Let me point out that I was happy holding an adjunct position when universities were flexible in their interpretation of what that term meant. When I had a grant, I conducted research. When I didn’t have a grant, I taught. I was essentially a peer who was willing to work without tenure. But then came the economic downturns of 2000 and 2008, and attitudes toward adjuncts changed dramatically in the sciences. As teaching and research budgets tightened, the term "adjunct" became synonymous with "inferior academic whose duties should be restricted to ancillary teaching staff."
As more and more steps were taken to restrict my opportunities to engage in and supervise basic scientific research, I chose to retire early, even though I was earning a considerable salary as an adjunct. In my own view, my early retirement was a loss to my students, my university, and my discipline.
But what is even more important for my tenure-stream colleagues to appreciate is this: I am proud of what I accomplished as a scientist. I did not, and do not, consider myself to be inferior to colleagues who chose to climb the tenure ladder. I do not consider my career as an adjunct something to be ashamed of. I consider it the best way available to me at the time to solve the problem of how to be a scientist, a teacher, and a mother all at the same time.
The knee-jerk dismissal of adjuncts as inferior academics is rooted in a common fallacy—namely, confusing success and scientific merit with climbing the ladder. Yet climbing that ladder usually demands draconian sacrifices that young female scientists are loathe to make. This does not make them poor scientists. It makes them unemployable scientists in a rigid academic hierarchy.

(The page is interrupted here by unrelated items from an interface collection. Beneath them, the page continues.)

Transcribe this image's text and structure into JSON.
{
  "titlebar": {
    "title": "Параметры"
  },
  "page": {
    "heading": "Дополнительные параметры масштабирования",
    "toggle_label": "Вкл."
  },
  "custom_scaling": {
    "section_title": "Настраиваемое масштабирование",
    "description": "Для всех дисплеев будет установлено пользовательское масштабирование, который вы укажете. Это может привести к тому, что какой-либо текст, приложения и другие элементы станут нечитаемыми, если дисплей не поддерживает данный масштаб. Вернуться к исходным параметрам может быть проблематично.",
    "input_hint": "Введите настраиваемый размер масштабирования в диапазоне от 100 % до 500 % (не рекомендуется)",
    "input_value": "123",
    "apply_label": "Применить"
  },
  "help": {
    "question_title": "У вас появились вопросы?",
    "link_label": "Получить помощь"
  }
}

Add to that the fact that, today, scientific merit is easy to assess independent of promotion history, while promotion is often more political than based on scientific accomplishment.
More broadly, the solution, according to Claudia Goldin, is for the workplace to embrace flexibility. Outdated notions of traditional career trajectories should be discarded, and emphasis should instead be placed on results regardless of where or when the work was done. The academy would do well to take her recommendations seriously.
Denise Cummins is a cognitive scientist and a retired adjunct professor of psychology at the University of Illinois. She is the author of Good Thinking: Seven Powerful Ideas That Influence the Way We Think (2012, Cambridge University Press), and a blogger for Psychology Today. More about her can be found at www.denisecummins.com.